By Chuck Strouse
By Scott Fishman
By Terrence McCoy
By Ryan Yousefi
By Ciara LaVelle, Kat Bein, Carolina Del Busto, and Liz Tracy
By Pepe Billete
By Ryan Yousefi
By Kyle Swenson
"I said, `Hell no. You ain't gonna do this now,'" Weinstein recalls. "`I'm going to finish this case, and if you try to stop me I'm going to blow the whistle so loud your ears will ring. I'll go to the civil service board, I'll go to the press. You're not transfering me.' Simon said, `Don't do anything, Leon! What can we do to work this out? Look, I've already put the paperwork in to transfer you. But why don't you continue working the case. Just don't make any waves.'"
Weinstein was reassigned in September 1986, but Simon allowed him to complete the Enriquez case, did not cut his salary or move him to another office, and finally reinstated him before his retirement in 1989. The strangeness of Simon's backpedaling was noted three months ago in a pension hearing before the Merit Systems Protection Board, which ruled in February that the 1986 transfer was invalid, an opinion now being contested by the HHS Office of Personnel Management. Simon did not respond to queries about Weinstein's transfer. Nor did he respond to several requests for an interview or to written questions about Weinstein's allegations of improprieties.
By autumn of 1989, the task force was disbanded and a score of IMC cases were reassigned to Weinstein's colleague, Tom Aurelio. Weinstein claims Aurelio later confided to him that he was told by Simon to abandon all the IMC cases. Aurelio, who still works in the North Dade HHS office, would not discuss the matter. "I have to go by department policy and refuse to respond to inquiries by the press," he says. "Call me up in nine months after I retire." Regardless, all remaining IMC investigations were in fact dropped.
The undercurrent of resistance Weinstein felt he was encountering echoed an earlier experience he'd had in March 1986, one month into the Enriquez case. Weinstein was talking on the telephone to Assistant U.S. Attorney Laura Bonn, he says, when he happened to mention a U.S. General Accounting Office report detailing complaints about IMC made to Congress by disgruntled patients and clinic owners. According to Weinstein, Bonn had not seen the report, and asked him to supply her with a copy. Weinstein claims that Harry Kinsella, his supervisor, flew into a rage and commanded that he not turn over the report. Weinstein also says Bonn told him that Kinsella later met in Miami with U.S. Attorney Leon Kellner to request that Kellner drop all IMC cases. Laura Bonn declined to comment about Weinstein's recollections, saying through a spokesman that "it is the policy of the United States Department of Justice to not comment on or relate conversations involving defendants, defense counsel, or agents."
Kellner, now in private practice in Washington, D.C., says he has no memory of a meeting with Kinsella, but may have forgotten the event. "He could have easily sold me on the idea that this was a low priority," Kellner says, referring to the IMC fraud cases. "Medicare wasn't the type of case I was interested in. It was resources-intensive - very, very hard to do."

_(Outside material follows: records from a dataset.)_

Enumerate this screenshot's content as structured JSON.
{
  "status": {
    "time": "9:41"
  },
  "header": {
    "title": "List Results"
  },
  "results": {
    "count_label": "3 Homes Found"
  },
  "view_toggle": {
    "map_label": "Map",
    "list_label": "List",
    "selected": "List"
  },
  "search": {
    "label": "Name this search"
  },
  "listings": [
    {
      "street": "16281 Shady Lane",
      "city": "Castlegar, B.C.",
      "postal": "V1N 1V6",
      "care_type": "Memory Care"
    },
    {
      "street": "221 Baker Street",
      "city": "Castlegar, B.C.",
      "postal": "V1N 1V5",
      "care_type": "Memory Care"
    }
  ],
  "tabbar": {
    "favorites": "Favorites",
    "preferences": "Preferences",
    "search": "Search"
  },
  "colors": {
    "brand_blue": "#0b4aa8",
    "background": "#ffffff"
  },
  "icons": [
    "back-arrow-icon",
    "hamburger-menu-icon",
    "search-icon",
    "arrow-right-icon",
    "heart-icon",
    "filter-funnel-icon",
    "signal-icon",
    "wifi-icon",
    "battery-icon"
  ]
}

Harry Kinsella - who himself was suddenly transferred to Washington, D.C., during the Enriquez investigation, and later demoted from supervisor to special agent - today says he has no memory of the General Accounting Office report. Nor would Kinsella discuss another Weinstein contention - that he withheld evidence from the Justice Department during that agency's labor- racketeering investigation of Recarey. In the summer of 1986, Kinsella was the liaison between Project Minicare at HHS and a Justice Department racketeering strike force in South Florida. Justice Department officials were busy proving Recarey had bribed union representatives to sign up groups of workers as IMC medical plan recipients.
One afternoon in the Fort Lauderdale HHS office, another investigator came upon a piece of evidence that should have made unnecessary the government's efforts to prove Recarey committed bribery. The investigator, Joe Birdsong, suddenly realized that checks written by Recarey to the union were drawn on a hospital expense account and then showed up on a Medicare cost report, a transfer that amounted to theft of government funds. Birdsong's discovery engendered considerable excitement among the HHS investigators in the office, Weinstein says. All except Kinsella. "Harry says, `Oh, no,' like that's the last thing he wanted to hear," Weinstein recalls. "Kinsella was the very one who was supposed to be working with the Justice Department prosecutor to help him get Recarey. I went to the prosecutor after I retired and I said, `Did Harry ever tell you that money was Medicare money?' He said no. I asked him what would have happened if he had? He said: `We would have charged him with Medicare fraud!'"
Joe DeMaria, the U.S. Justice Department prosecutor assigned to the Recarey racketeering investigation, confirms Weinstein's account of their conversation. "If Harry Kinsella could have come in and said he could show Medicare fraud, I would have put it on the indictment, we would have considered it," says DeMaria, now in private practice in Miami. "It never happened. I have no idea why. Maybe Miguel Recarey should have been prosecuted for Medicare fraud; that wasn't my bailiwick."